▶ _Exercise directions_: From the first line to the last, print the data exactly.

Data about app and page elements:
____________

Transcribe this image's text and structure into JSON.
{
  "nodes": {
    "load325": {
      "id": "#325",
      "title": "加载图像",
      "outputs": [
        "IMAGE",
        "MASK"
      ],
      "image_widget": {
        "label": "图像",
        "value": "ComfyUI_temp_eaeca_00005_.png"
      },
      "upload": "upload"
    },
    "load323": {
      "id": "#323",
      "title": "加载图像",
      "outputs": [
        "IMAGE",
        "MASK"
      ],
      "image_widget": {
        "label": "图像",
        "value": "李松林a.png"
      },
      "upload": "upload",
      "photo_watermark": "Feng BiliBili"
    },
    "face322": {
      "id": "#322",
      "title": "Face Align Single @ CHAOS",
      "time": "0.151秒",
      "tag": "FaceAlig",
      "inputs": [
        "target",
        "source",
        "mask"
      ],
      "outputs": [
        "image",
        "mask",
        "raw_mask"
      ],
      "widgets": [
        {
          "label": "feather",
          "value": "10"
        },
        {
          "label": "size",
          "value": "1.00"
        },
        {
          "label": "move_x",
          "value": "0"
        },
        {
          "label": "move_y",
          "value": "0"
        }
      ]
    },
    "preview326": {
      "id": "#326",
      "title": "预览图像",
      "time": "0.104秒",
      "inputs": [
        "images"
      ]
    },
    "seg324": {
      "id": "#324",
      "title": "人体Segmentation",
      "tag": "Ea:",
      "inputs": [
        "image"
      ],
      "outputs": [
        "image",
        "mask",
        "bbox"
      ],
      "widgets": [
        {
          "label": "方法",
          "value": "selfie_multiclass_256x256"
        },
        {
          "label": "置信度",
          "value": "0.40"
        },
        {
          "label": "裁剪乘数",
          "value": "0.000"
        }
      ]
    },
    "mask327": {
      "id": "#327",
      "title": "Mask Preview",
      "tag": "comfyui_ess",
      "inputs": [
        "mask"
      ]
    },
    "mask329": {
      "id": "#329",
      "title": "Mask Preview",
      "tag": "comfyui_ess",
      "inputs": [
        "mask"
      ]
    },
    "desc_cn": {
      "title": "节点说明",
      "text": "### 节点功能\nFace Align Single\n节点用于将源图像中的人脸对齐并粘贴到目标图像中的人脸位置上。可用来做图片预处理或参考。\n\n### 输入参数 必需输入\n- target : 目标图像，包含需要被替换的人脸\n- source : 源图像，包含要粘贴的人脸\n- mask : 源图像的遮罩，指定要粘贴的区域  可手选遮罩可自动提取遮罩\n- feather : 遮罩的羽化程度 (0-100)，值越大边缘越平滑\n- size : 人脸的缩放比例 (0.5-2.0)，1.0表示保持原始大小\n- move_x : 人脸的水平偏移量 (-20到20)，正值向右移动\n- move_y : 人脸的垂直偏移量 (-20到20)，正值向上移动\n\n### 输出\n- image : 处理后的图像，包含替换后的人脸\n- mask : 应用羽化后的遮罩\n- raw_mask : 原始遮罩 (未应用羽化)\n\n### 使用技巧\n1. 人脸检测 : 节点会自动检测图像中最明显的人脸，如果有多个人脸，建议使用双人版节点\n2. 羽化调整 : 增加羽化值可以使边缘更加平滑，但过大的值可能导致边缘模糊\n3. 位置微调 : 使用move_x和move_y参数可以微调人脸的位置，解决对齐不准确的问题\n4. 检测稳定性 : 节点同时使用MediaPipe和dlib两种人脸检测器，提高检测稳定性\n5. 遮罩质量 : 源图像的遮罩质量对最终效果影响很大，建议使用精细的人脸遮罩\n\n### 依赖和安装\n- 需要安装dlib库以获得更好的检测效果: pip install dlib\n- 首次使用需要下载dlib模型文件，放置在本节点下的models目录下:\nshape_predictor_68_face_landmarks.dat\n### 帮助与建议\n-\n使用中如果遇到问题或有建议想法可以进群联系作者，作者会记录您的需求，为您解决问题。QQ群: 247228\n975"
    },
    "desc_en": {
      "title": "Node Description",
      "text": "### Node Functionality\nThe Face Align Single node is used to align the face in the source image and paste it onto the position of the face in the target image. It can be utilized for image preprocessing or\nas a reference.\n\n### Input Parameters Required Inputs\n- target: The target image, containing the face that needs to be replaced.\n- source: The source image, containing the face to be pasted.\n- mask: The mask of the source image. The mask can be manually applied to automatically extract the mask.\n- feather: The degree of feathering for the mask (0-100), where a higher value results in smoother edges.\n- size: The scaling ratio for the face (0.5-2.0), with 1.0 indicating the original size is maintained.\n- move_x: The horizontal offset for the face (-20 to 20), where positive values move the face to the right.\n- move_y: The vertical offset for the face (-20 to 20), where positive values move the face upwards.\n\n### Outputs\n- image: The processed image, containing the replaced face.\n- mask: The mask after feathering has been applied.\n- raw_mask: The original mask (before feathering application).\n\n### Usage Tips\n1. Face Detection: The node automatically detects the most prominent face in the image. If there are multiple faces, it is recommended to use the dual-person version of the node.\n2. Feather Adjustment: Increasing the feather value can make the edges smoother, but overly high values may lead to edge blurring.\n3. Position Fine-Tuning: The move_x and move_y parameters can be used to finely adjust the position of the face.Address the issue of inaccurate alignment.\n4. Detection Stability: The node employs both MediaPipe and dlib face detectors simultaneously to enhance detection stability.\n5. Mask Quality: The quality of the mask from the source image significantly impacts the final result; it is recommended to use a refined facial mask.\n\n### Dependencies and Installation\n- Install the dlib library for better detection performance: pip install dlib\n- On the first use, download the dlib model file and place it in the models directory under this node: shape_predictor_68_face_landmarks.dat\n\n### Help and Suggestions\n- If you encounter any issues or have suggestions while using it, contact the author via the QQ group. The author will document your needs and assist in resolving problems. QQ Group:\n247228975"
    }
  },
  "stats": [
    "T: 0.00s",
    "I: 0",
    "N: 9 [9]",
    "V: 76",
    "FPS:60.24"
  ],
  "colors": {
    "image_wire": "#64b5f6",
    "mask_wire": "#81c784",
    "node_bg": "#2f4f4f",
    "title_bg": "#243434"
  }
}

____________

▶ _Written answer_:
Transcribe this image's text and structure into JSON.
{
  "nodes": {
    "load325": {
      "id": "#325",
      "title": "加载图像",
      "outputs": [
        "IMAGE",
        "MASK"
      ],
      "image_widget": {
        "label": "图像",
        "value": "ComfyUI_temp_eaeca_00005_.png"
      },
      "upload": "upload"
    },
    "load323": {
      "id": "#323",
      "title": "加载图像",
      "outputs": [
        "IMAGE",
        "MASK"
      ],
      "image_widget": {
        "label": "图像",
        "value": "李松林a.png"
      },
      "upload": "upload",
      "photo_watermark": "Feng BiliBili"
    },
    "face322": {
      "id": "#322",
      "title": "Face Align Single @ CHAOS",
      "time": "0.151秒",
      "tag": "FaceAlig",
      "inputs": [
        "target",
        "source",
        "mask"
      ],
      "outputs": [
        "image",
        "mask",
        "raw_mask"
      ],
      "widgets": [
        {
          "label": "feather",
          "value": "10"
        },
        {
          "label": "size",
          "value": "1.00"
        },
        {
          "label": "move_x",
          "value": "0"
        },
        {
          "label": "move_y",
          "value": "0"
        }
      ]
    },
    "preview326": {
      "id": "#326",
      "title": "预览图像",
      "time": "0.104秒",
      "inputs": [
        "images"
      ]
    },
    "seg324": {
      "id": "#324",
      "title": "人体Segmentation",
      "tag": "Ea:",
      "inputs": [
        "image"
      ],
      "outputs": [
        "image",
        "mask",
        "bbox"
      ],
      "widgets": [
        {
          "label": "方法",
          "value": "selfie_multiclass_256x256"
        },
        {
          "label": "置信度",
          "value": "0.40"
        },
        {
          "label": "裁剪乘数",
          "value": "0.000"
        }
      ]
    },
    "mask327": {
      "id": "#327",
      "title": "Mask Preview",
      "tag": "comfyui_ess",
      "inputs": [
        "mask"
      ]
    },
    "mask329": {
      "id": "#329",
      "title": "Mask Preview",
      "tag": "comfyui_ess",
      "inputs": [
        "mask"
      ]
    },
    "desc_cn": {
      "title": "节点说明",
      "text": "### 节点功能\nFace Align Single\n节点用于将源图像中的人脸对齐并粘贴到目标图像中的人脸位置上。可用来做图片预处理或参考。\n\n### 输入参数 必需输入\n- target : 目标图像，包含需要被替换的人脸\n- source : 源图像，包含要粘贴的人脸\n- mask : 源图像的遮罩，指定要粘贴的区域  可手选遮罩可自动提取遮罩\n- feather : 遮罩的羽化程度 (0-100)，值越大边缘越平滑\n- size : 人脸的缩放比例 (0.5-2.0)，1.0表示保持原始大小\n- move_x : 人脸的水平偏移量 (-20到20)，正值向右移动\n- move_y : 人脸的垂直偏移量 (-20到20)，正值向上移动\n\n### 输出\n- image : 处理后的图像，包含替换后的人脸\n- mask : 应用羽化后的遮罩\n- raw_mask : 原始遮罩 (未应用羽化)\n\n### 使用技巧\n1. 人脸检测 : 节点会自动检测图像中最明显的人脸，如果有多个人脸，建议使用双人版节点\n2. 羽化调整 : 增加羽化值可以使边缘更加平滑，但过大的值可能导致边缘模糊\n3. 位置微调 : 使用move_x和move_y参数可以微调人脸的位置，解决对齐不准确的问题\n4. 检测稳定性 : 节点同时使用MediaPipe和dlib两种人脸检测器，提高检测稳定性\n5. 遮罩质量 : 源图像的遮罩质量对最终效果影响很大，建议使用精细的人脸遮罩\n\n### 依赖和安装\n- 需要安装dlib库以获得更好的检测效果: pip install dlib\n- 首次使用需要下载dlib模型文件，放置在本节点下的models目录下:\nshape_predictor_68_face_landmarks.dat\n### 帮助与建议\n-\n使用中如果遇到问题或有建议想法可以进群联系作者，作者会记录您的需求，为您解决问题。QQ群: 247228\n975"
    },
    "desc_en": {
      "title": "Node Description",
      "text": "### Node Functionality\nThe Face Align Single node is used to align the face in the source image and paste it onto the position of the face in the target image. It can be utilized for image preprocessing or\nas a reference.\n\n### Input Parameters Required Inputs\n- target: The target image, containing the face that needs to be replaced.\n- source: The source image, containing the face to be pasted.\n- mask: The mask of the source image. The mask can be manually applied to automatically extract the mask.\n- feather: The degree of feathering for the mask (0-100), where a higher value results in smoother edges.\n- size: The scaling ratio for the face (0.5-2.0), with 1.0 indicating the original size is maintained.\n- move_x: The horizontal offset for the face (-20 to 20), where positive values move the face to the right.\n- move_y: The vertical offset for the face (-20 to 20), where positive values move the face upwards.\n\n### Outputs\n- image: The processed image, containing the replaced face.\n- mask: The mask after feathering has been applied.\n- raw_mask: The original mask (before feathering application).\n\n### Usage Tips\n1. Face Detection: The node automatically detects the most prominent face in the image. If there are multiple faces, it is recommended to use the dual-person version of the node.\n2. Feather Adjustment: Increasing the feather value can make the edges smoother, but overly high values may lead to edge blurring.\n3. Position Fine-Tuning: The move_x and move_y parameters can be used to finely adjust the position of the face.Address the issue of inaccurate alignment.\n4. Detection Stability: The node employs both MediaPipe and dlib face detectors simultaneously to enhance detection stability.\n5. Mask Quality: The quality of the mask from the source image significantly impacts the final result; it is recommended to use a refined facial mask.\n\n### Dependencies and Installation\n- Install the dlib library for better detection performance: pip install dlib\n- On the first use, download the dlib model file and place it in the models directory under this node: shape_predictor_68_face_landmarks.dat\n\n### Help and Suggestions\n- If you encounter any issues or have suggestions while using it, contact the author via the QQ group. The author will document your needs and assist in resolving problems. QQ Group:\n247228975"
    }
  },
  "stats": [
    "T: 0.00s",
    "I: 0",
    "N: 9 [9]",
    "V: 76",
    "FPS:60.24"
  ],
  "colors": {
    "image_wire": "#64b5f6",
    "mask_wire": "#81c784",
    "node_bg": "#2f4f4f",
    "title_bg": "#243434"
  }
}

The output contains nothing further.